= Beginning of Section =
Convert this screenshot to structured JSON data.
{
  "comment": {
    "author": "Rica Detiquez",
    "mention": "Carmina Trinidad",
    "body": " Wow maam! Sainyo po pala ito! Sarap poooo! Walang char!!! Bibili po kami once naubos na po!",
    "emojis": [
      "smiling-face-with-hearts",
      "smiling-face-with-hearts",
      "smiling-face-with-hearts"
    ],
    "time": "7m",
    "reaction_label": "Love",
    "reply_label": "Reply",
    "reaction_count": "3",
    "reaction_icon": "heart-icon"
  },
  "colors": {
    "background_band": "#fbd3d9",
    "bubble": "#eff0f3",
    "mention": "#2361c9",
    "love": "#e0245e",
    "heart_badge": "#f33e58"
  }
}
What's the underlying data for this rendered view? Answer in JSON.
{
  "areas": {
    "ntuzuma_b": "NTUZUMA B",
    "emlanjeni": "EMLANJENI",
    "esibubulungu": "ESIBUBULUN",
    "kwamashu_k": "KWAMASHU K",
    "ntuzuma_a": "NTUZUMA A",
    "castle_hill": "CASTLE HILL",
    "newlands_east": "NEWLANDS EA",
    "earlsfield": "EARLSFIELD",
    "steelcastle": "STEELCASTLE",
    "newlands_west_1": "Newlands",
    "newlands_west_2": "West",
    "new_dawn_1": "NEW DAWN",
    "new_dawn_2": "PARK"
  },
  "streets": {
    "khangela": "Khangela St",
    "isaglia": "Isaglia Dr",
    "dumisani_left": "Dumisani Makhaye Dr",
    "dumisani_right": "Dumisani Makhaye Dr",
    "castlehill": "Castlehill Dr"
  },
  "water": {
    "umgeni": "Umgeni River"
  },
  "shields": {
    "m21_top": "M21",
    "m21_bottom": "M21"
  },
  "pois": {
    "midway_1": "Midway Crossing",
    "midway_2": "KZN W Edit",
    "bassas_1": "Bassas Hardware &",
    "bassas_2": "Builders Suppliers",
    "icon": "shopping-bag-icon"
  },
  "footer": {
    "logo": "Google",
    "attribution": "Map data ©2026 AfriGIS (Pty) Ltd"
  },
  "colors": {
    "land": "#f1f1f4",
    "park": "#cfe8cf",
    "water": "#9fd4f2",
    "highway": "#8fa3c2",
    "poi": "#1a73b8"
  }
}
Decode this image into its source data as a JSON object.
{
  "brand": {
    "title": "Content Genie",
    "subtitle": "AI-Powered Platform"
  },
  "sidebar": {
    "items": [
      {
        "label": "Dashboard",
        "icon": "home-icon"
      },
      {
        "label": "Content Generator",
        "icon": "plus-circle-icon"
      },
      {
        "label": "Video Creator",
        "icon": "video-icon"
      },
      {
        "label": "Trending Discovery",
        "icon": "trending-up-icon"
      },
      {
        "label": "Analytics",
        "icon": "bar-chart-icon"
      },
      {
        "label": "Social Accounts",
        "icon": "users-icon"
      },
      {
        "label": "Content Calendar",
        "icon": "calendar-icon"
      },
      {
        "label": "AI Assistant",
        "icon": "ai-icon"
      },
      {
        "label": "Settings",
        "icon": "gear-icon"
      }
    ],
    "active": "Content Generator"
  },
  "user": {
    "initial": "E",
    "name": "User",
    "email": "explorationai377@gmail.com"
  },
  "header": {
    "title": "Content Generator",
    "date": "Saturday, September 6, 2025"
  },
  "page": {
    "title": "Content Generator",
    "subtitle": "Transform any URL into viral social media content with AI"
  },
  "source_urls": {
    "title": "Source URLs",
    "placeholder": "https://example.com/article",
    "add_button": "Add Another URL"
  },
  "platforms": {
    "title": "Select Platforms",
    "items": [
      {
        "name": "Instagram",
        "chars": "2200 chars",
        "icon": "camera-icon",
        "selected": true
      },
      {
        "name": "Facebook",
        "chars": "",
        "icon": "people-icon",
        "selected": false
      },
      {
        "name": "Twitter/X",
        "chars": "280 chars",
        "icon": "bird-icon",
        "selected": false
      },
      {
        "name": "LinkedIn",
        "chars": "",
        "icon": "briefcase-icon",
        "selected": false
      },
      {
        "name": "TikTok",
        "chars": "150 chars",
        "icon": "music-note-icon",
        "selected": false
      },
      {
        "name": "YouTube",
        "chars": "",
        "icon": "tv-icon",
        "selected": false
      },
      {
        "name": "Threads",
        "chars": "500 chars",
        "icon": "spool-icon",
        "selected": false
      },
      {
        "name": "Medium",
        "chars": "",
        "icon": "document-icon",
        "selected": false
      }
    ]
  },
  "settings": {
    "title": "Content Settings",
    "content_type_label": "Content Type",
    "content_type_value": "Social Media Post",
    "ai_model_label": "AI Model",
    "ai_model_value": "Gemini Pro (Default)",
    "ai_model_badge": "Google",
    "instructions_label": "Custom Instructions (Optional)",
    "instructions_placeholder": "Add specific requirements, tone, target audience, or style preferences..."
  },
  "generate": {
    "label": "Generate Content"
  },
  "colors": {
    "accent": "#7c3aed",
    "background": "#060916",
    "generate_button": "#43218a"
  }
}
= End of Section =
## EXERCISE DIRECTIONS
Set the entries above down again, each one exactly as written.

## RESULT FOR THIS TASK
Convert this screenshot to structured JSON data.
{
  "comment": {
    "author": "Rica Detiquez",
    "mention": "Carmina Trinidad",
    "body": " Wow maam! Sainyo po pala ito! Sarap poooo! Walang char!!! Bibili po kami once naubos na po!",
    "emojis": [
      "smiling-face-with-hearts",
      "smiling-face-with-hearts",
      "smiling-face-with-hearts"
    ],
    "time": "7m",
    "reaction_label": "Love",
    "reply_label": "Reply",
    "reaction_count": "3",
    "reaction_icon": "heart-icon"
  },
  "colors": {
    "background_band": "#fbd3d9",
    "bubble": "#eff0f3",
    "mention": "#2361c9",
    "love": "#e0245e",
    "heart_badge": "#f33e58"
  }
}
What's the underlying data for this rendered view? Answer in JSON.
{
  "areas": {
    "ntuzuma_b": "NTUZUMA B",
    "emlanjeni": "EMLANJENI",
    "esibubulungu": "ESIBUBULUN",
    "kwamashu_k": "KWAMASHU K",
    "ntuzuma_a": "NTUZUMA A",
    "castle_hill": "CASTLE HILL",
    "newlands_east": "NEWLANDS EA",
    "earlsfield": "EARLSFIELD",
    "steelcastle": "STEELCASTLE",
    "newlands_west_1": "Newlands",
    "newlands_west_2": "West",
    "new_dawn_1": "NEW DAWN",
    "new_dawn_2": "PARK"
  },
  "streets": {
    "khangela": "Khangela St",
    "isaglia": "Isaglia Dr",
    "dumisani_left": "Dumisani Makhaye Dr",
    "dumisani_right": "Dumisani Makhaye Dr",
    "castlehill": "Castlehill Dr"
  },
  "water": {
    "umgeni": "Umgeni River"
  },
  "shields": {
    "m21_top": "M21",
    "m21_bottom": "M21"
  },
  "pois": {
    "midway_1": "Midway Crossing",
    "midway_2": "KZN W Edit",
    "bassas_1": "Bassas Hardware &",
    "bassas_2": "Builders Suppliers",
    "icon": "shopping-bag-icon"
  },
  "footer": {
    "logo": "Google",
    "attribution": "Map data ©2026 AfriGIS (Pty) Ltd"
  },
  "colors": {
    "land": "#f1f1f4",
    "park": "#cfe8cf",
    "water": "#9fd4f2",
    "highway": "#8fa3c2",
    "poi": "#1a73b8"
  }
}
Decode this image into its source data as a JSON object.
{
  "brand": {
    "title": "Content Genie",
    "subtitle": "AI-Powered Platform"
  },
  "sidebar": {
    "items": [
      {
        "label": "Dashboard",
        "icon": "home-icon"
      },
      {
        "label": "Content Generator",
        "icon": "plus-circle-icon"
      },
      {
        "label": "Video Creator",
        "icon": "video-icon"
      },
      {
        "label": "Trending Discovery",
        "icon": "trending-up-icon"
      },
      {
        "label": "Analytics",
        "icon": "bar-chart-icon"
      },
      {
        "label": "Social Accounts",
        "icon": "users-icon"
      },
      {
        "label": "Content Calendar",
        "icon": "calendar-icon"
      },
      {
        "label": "AI Assistant",
        "icon": "ai-icon"
      },
      {
        "label": "Settings",
        "icon": "gear-icon"
      }
    ],
    "active": "Content Generator"
  },
  "user": {
    "initial": "E",
    "name": "User",
    "email": "explorationai377@gmail.com"
  },
  "header": {
    "title": "Content Generator",
    "date": "Saturday, September 6, 2025"
  },
  "page": {
    "title": "Content Generator",
    "subtitle": "Transform any URL into viral social media content with AI"
  },
  "source_urls": {
    "title": "Source URLs",
    "placeholder": "https://example.com/article",
    "add_button": "Add Another URL"
  },
  "platforms": {
    "title": "Select Platforms",
    "items": [
      {
        "name": "Instagram",
        "chars": "2200 chars",
        "icon": "camera-icon",
        "selected": true
      },
      {
        "name": "Facebook",
        "chars": "",
        "icon": "people-icon",
        "selected": false
      },
      {
        "name": "Twitter/X",
        "chars": "280 chars",
        "icon": "bird-icon",
        "selected": false
      },
      {
        "name": "LinkedIn",
        "chars": "",
        "icon": "briefcase-icon",
        "selected": false
      },
      {
        "name": "TikTok",
        "chars": "150 chars",
        "icon": "music-note-icon",
        "selected": false
      },
      {
        "name": "YouTube",
        "chars": "",
        "icon": "tv-icon",
        "selected": false
      },
      {
        "name": "Threads",
        "chars": "500 chars",
        "icon": "spool-icon",
        "selected": false
      },
      {
        "name": "Medium",
        "chars": "",
        "icon": "document-icon",
        "selected": false
      }
    ]
  },
  "settings": {
    "title": "Content Settings",
    "content_type_label": "Content Type",
    "content_type_value": "Social Media Post",
    "ai_model_label": "AI Model",
    "ai_model_value": "Gemini Pro (Default)",
    "ai_model_badge": "Google",
    "instructions_label": "Custom Instructions (Optional)",
    "instructions_placeholder": "Add specific requirements, tone, target audience, or style preferences..."
  },
  "generate": {
    "label": "Generate Content"
  },
  "colors": {
    "accent": "#7c3aed",
    "background": "#060916",
    "generate_button": "#43218a"
  }
}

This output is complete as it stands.